- BSc . 1998 Faculty of Chemical Engineering, Technion
- MSc. 2000 Faculty of Chemical Engineering, Technion
- Ph. D. 2004 Faculty of Chemical Engineering, Technion
- 2006- Assistant Prof., Faculty of Biomedical Engineering, Technion (tenured 2012)
- 2004-2006 Post-doc, Department of Pathology and Lab Medicine, University of California at Los Angeles
PuplicationsTo see the full list click >> https://weihs.net.technion.ac.il/publications/
- Naama Gal and Daphne Weihs, “Experimental Evidence of Strong Anomalous Diffusion in Living Cells”, Physical Review E81, 020903(R) (2010).
- Naama Gal and Daphne Weihs, “Intracellular mechanics and activity of breast cancer cells correlate with metastatic potential”, Cell Biochemistry and Biophysics63(3), 199-209 (2012).
- Naama Gal, Diana Goldstein, and Daphne Weihs, “Particle Tracking in Living Cells: A Review of the Mean Square Displacement Method and Beyond”, Rheologica Acta52(5), 425-443 (2013).
- Revital Kristal-Muscal, Liron Dvir, and Daphne Weihs, “Metastatic cancer cells tenaciously indent impenetrable, soft substrates”, New Journal of Physics15, 035022 (2013).
- Liron Dvir, Ronen Nissim, Martha Alvarez, and Daphne Weihs, “Quantitative measures to reveal coordinated cytoskeleton-nucleus reorganization during in vitro invasion of cancer cells”, New Journal of Physics17, 043010 (2015).
- Samer Toume, Amit Gefen, and Daphne Weihs, “Printable low-cost, sustained and dynamic cell stretching apparatus”, Journal of Biomechanics49, 1336-1339 (2016).
- Sonbula Massalha and Daphne Weihs, “Metastatic breast cancer cells adhere strongly on varying stiffness substrates, initially without adjusting their morphology” Biomechanics and Modeling in Mechanobiology16, 961-970 (2017).
- Yulia Merkher and Daphne Weihs, “Proximity of metastatic cells enhances their mechanobiological invasiveness“, Annals of Biomedical Engineering 45(6), 1399-1406 (2017).
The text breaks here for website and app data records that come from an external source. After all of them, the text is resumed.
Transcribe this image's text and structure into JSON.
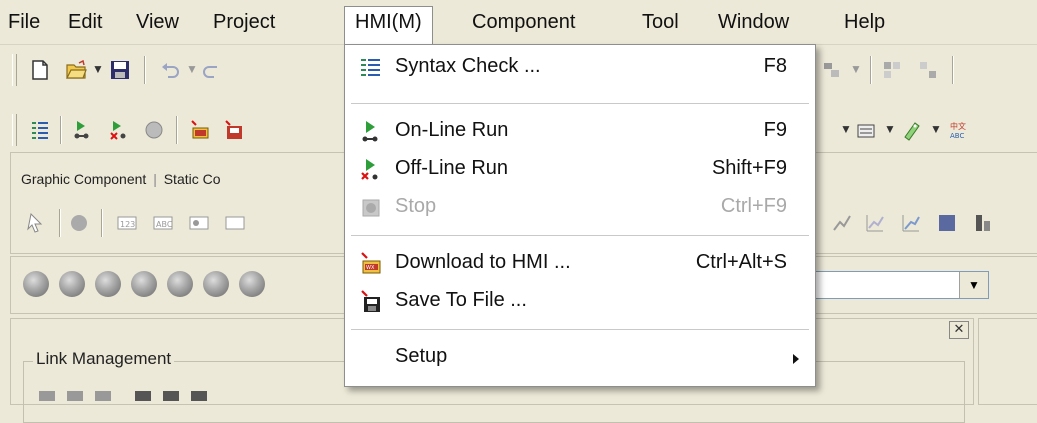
{
  "menubar": {
    "items": [
      "File",
      "Edit",
      "View",
      "Project",
      "HMI(M)",
      "Component",
      "Tool",
      "Window",
      "Help"
    ]
  },
  "left_panel": {
    "tabs": [
      "Graphic Component",
      "Static Co"
    ]
  },
  "link_management": {
    "title": "Link Management"
  },
  "hmi_menu": {
    "items": [
      {
        "label": "Syntax Check ...",
        "shortcut": "F8",
        "icon": "syntax-check-icon",
        "enabled": true
      },
      {
        "label": "On-Line Run",
        "shortcut": "F9",
        "icon": "online-run-icon",
        "enabled": true
      },
      {
        "label": "Off-Line Run",
        "shortcut": "Shift+F9",
        "icon": "offline-run-icon",
        "enabled": true
      },
      {
        "label": "Stop",
        "shortcut": "Ctrl+F9",
        "icon": "stop-icon",
        "enabled": false
      },
      {
        "label": "Download to HMI ...",
        "shortcut": "Ctrl+Alt+S",
        "icon": "download-icon",
        "enabled": true
      },
      {
        "label": "Save To File ...",
        "shortcut": "",
        "icon": "save-to-file-icon",
        "enabled": true
      },
      {
        "label": "Setup",
        "shortcut": "",
        "icon": "",
        "enabled": true,
        "submenu": true
      }
    ]
  },
  "colors": {
    "background": "#ece9d8",
    "menu_bg": "#ffffff",
    "disabled_text": "#a9a9a9"
  }
}
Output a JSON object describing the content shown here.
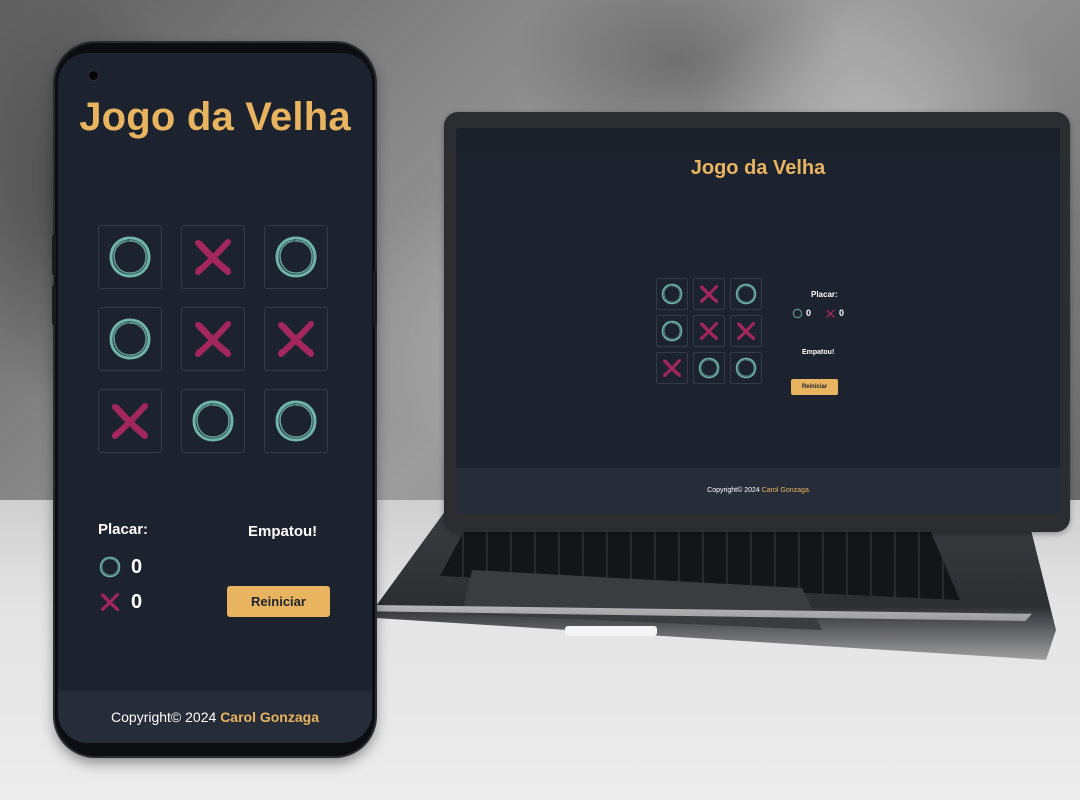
{
  "app": {
    "title": "Jogo da Velha",
    "board": [
      "O",
      "X",
      "O",
      "O",
      "X",
      "X",
      "X",
      "O",
      "O"
    ],
    "score": {
      "label": "Placar:",
      "o": "0",
      "x": "0"
    },
    "status": "Empatou!",
    "reset_label": "Reiniciar",
    "footer": {
      "prefix": "Copyright© 2024",
      "author": "Carol Gonzaga"
    }
  },
  "colors": {
    "background": "#1d232e",
    "accent": "#e8b45f",
    "o_mark": "#6fb5a9",
    "x_mark": "#a3265d",
    "footer": "#272d38"
  },
  "icons": {
    "o": "circle-mark-icon",
    "x": "cross-mark-icon"
  }
}
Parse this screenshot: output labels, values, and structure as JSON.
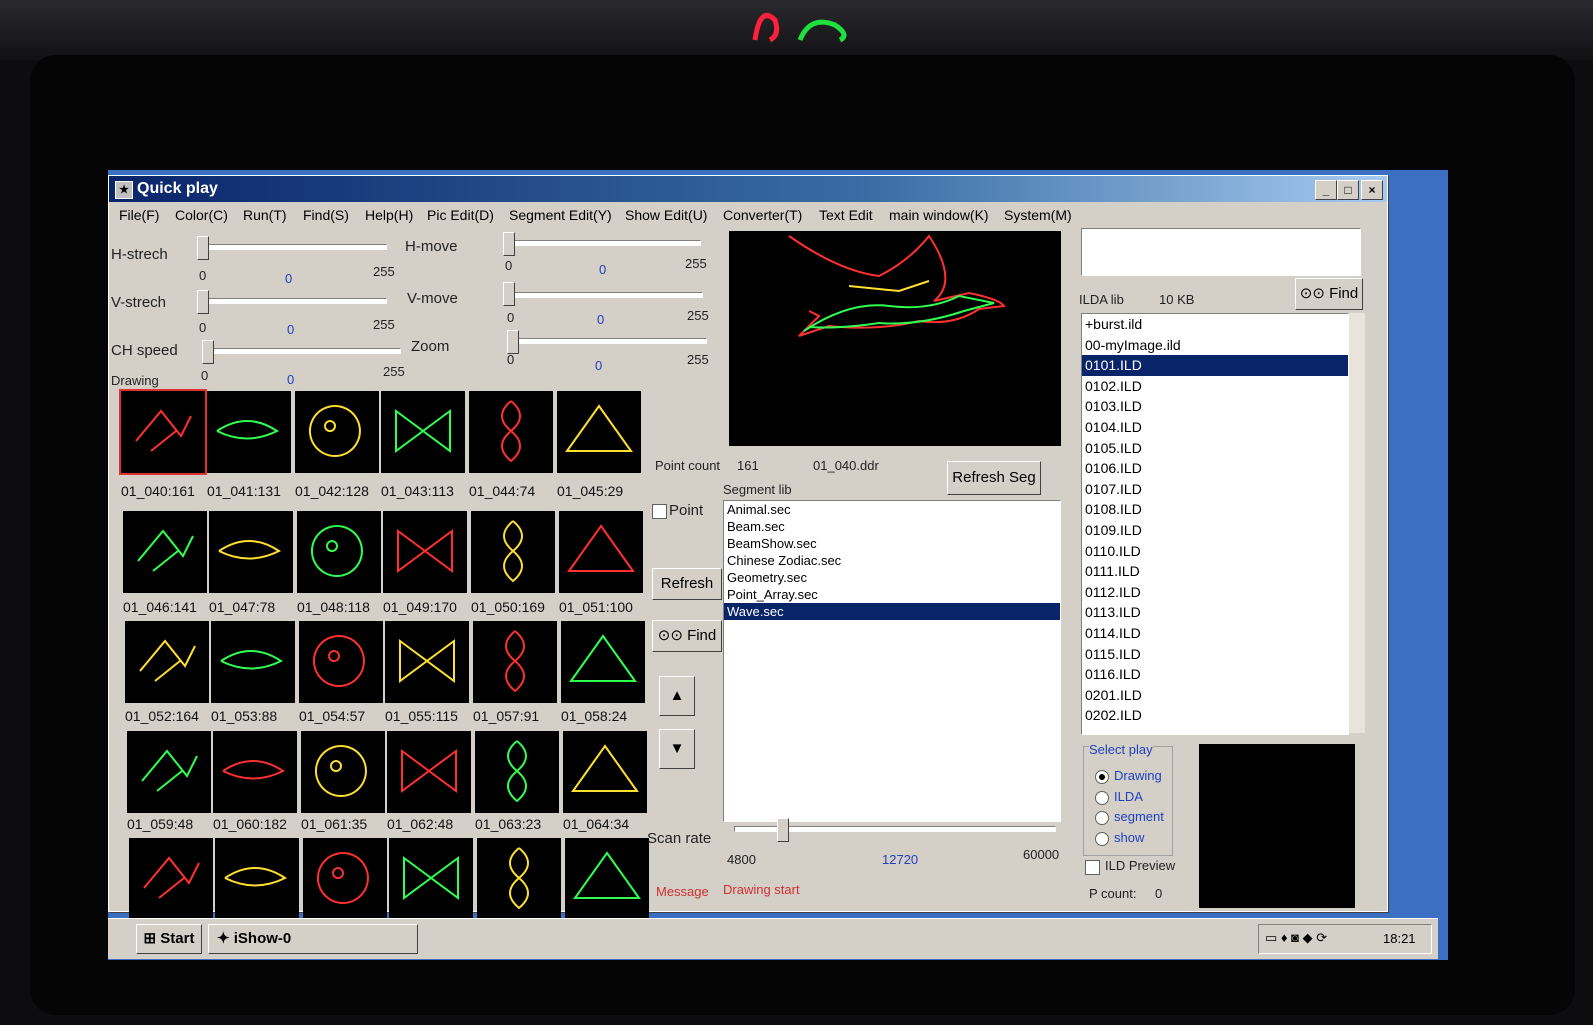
{
  "window": {
    "title": "Quick play",
    "min": "_",
    "max": "□",
    "close": "×"
  },
  "menu": [
    "File(F)",
    "Color(C)",
    "Run(T)",
    "Find(S)",
    "Help(H)",
    "Pic Edit(D)",
    "Segment Edit(Y)",
    "Show Edit(U)",
    "Converter(T)",
    "Text Edit",
    "main window(K)",
    "System(M)"
  ],
  "sliders": {
    "hstrech": {
      "label": "H-strech",
      "min": "0",
      "max": "255",
      "value": "0"
    },
    "vstrech": {
      "label": "V-strech",
      "min": "0",
      "max": "255",
      "value": "0"
    },
    "chspeed": {
      "label": "CH speed",
      "min": "0",
      "max": "255",
      "value": "0",
      "extra_label": "Drawing"
    },
    "hmove": {
      "label": "H-move",
      "min": "0",
      "max": "255",
      "value": "0"
    },
    "vmove": {
      "label": "V-move",
      "min": "0",
      "max": "255",
      "value": "0"
    },
    "zoom": {
      "label": "Zoom",
      "min": "0",
      "max": "255",
      "value": "0"
    }
  },
  "thumbnails": [
    "01_040:161",
    "01_041:131",
    "01_042:128",
    "01_043:113",
    "01_044:74",
    "01_045:29",
    "01_046:141",
    "01_047:78",
    "01_048:118",
    "01_049:170",
    "01_050:169",
    "01_051:100",
    "01_052:164",
    "01_053:88",
    "01_054:57",
    "01_055:115",
    "01_057:91",
    "01_058:24",
    "01_059:48",
    "01_060:182",
    "01_061:35",
    "01_062:48",
    "01_063:23",
    "01_064:34",
    "",
    "",
    "",
    "",
    "",
    ""
  ],
  "point_info": {
    "label": "Point count",
    "count": "161",
    "file": "01_040.ddr"
  },
  "buttons": {
    "refresh_seg": "Refresh Seg",
    "refresh": "Refresh",
    "find": "Find",
    "find_ilda": "Find"
  },
  "point_checkbox": "Point",
  "segment": {
    "label": "Segment lib",
    "items": [
      "Animal.sec",
      "Beam.sec",
      "BeamShow.sec",
      "Chinese Zodiac.sec",
      "Geometry.sec",
      "Point_Array.sec",
      "Wave.sec"
    ],
    "selected": 6
  },
  "scan": {
    "label": "Scan rate",
    "min": "4800",
    "value": "12720",
    "max": "60000"
  },
  "message": {
    "label": "Message",
    "text": "Drawing start"
  },
  "ilda": {
    "label": "ILDA lib",
    "size": "10 KB",
    "items": [
      "+burst.ild",
      "00-myImage.ild",
      "0101.ILD",
      "0102.ILD",
      "0103.ILD",
      "0104.ILD",
      "0105.ILD",
      "0106.ILD",
      "0107.ILD",
      "0108.ILD",
      "0109.ILD",
      "0110.ILD",
      "0111.ILD",
      "0112.ILD",
      "0113.ILD",
      "0114.ILD",
      "0115.ILD",
      "0116.ILD",
      "0201.ILD",
      "0202.ILD"
    ],
    "selected": 2
  },
  "select_play": {
    "label": "Select play",
    "options": [
      "Drawing",
      "ILDA",
      "segment",
      "show"
    ],
    "selected": 0
  },
  "ild_preview": "ILD Preview",
  "pcount": {
    "label": "P count:",
    "value": "0"
  },
  "taskbar": {
    "start": "Start",
    "task": "iShow-0",
    "clock": "18:21"
  }
}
- Martha B. Alvarez-Elizondo and Daphne Weihs, “Cell-gel mechanical interactions as an approach to rapidly and quantitatively reveal invasive subpopulations of metastatic cancer cells“, Tissue Engineering Part C: Methods23(3), 180-187 (2017).
Main Research Interests
Main research interests Application of cell biomechanics approaches to characterize and diagnose disease development. Focus on cancer development, prediction of metastasis formation in the body, personalized medicine matching of chemotherapy, immunotherapy and natural treatments. Novel approaches to prevent wound formation and accelerate healing.
- Real-time, high-resolution fluorescence microscopy with combined time-lapse.
- Particle tracking microrheology, Bio-microrheology
- Traction force microscopy for cell-substrate forces
- Various cell biology techniques (immunofluorescence, viability and proliferation, etc.).
- Laser tweezers for accurate force application and measurement in and on cells.
- Image processing for high-resolution particle tracking.
- The mechanical aspects of cancer development and progression in the body
- Prediction of metastatic cancer in the human body using personalized mechanobiology methods
- The correlation between mechanobiology of cancer and genotype or phenotype markers
- Development of methods to accelerate healing of wounds in the body
- Novel approaches to prevention of chronic wounds